## What to do
Take each line of the listing that has the string "JSON" and report it.

Content starts

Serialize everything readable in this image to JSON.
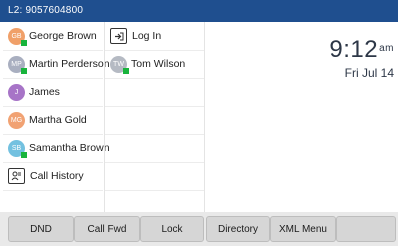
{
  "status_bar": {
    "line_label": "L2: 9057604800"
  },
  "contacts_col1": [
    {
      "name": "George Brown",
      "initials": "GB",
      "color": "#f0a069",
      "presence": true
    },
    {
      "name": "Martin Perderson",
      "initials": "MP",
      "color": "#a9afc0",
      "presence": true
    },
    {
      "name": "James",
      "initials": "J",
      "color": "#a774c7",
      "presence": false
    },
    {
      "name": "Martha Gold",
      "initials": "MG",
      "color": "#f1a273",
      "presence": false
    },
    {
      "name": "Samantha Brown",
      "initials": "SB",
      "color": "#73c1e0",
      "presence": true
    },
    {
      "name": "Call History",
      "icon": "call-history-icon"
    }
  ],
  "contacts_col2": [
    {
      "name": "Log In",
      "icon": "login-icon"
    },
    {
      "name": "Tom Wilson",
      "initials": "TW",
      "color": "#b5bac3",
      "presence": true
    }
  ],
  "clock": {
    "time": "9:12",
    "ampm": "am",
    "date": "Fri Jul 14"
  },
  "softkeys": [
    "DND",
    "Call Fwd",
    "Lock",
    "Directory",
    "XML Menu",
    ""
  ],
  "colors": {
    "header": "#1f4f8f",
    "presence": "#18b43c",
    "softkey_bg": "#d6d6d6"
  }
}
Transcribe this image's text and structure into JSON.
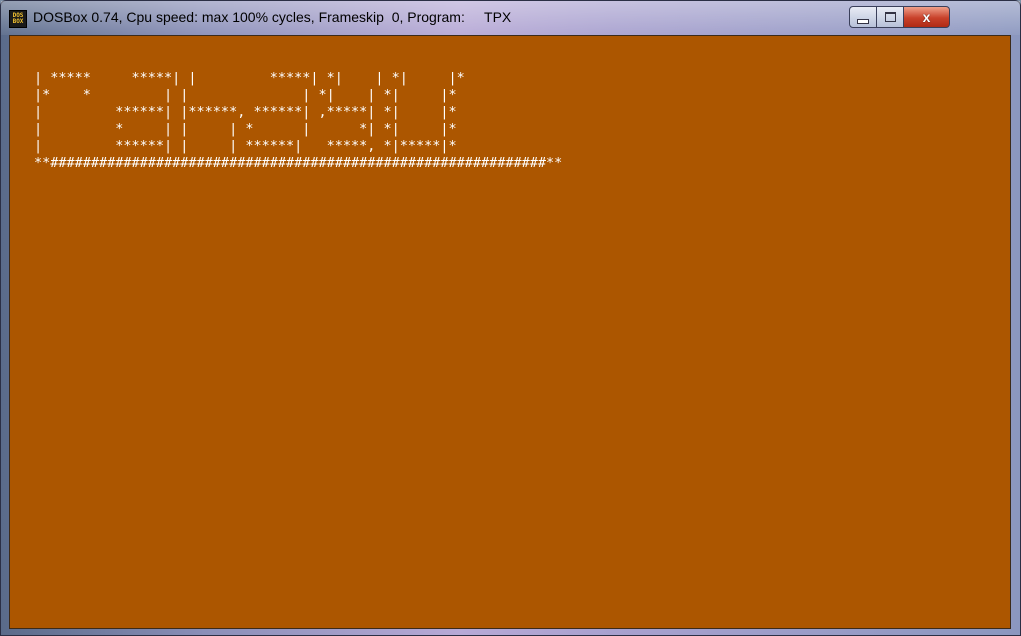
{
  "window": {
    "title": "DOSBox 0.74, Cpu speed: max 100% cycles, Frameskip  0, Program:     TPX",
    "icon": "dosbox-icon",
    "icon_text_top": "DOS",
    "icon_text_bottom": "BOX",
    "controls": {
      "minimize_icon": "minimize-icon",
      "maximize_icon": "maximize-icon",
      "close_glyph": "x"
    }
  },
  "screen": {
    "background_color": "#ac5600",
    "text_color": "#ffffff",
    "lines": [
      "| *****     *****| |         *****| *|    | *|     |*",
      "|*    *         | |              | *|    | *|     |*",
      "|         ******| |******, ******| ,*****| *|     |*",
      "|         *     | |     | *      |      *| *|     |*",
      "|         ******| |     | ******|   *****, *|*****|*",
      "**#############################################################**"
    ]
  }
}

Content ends

## Expected answer
Serialize everything readable in this image to JSON.
Transcribe this image's text and structure into JSON.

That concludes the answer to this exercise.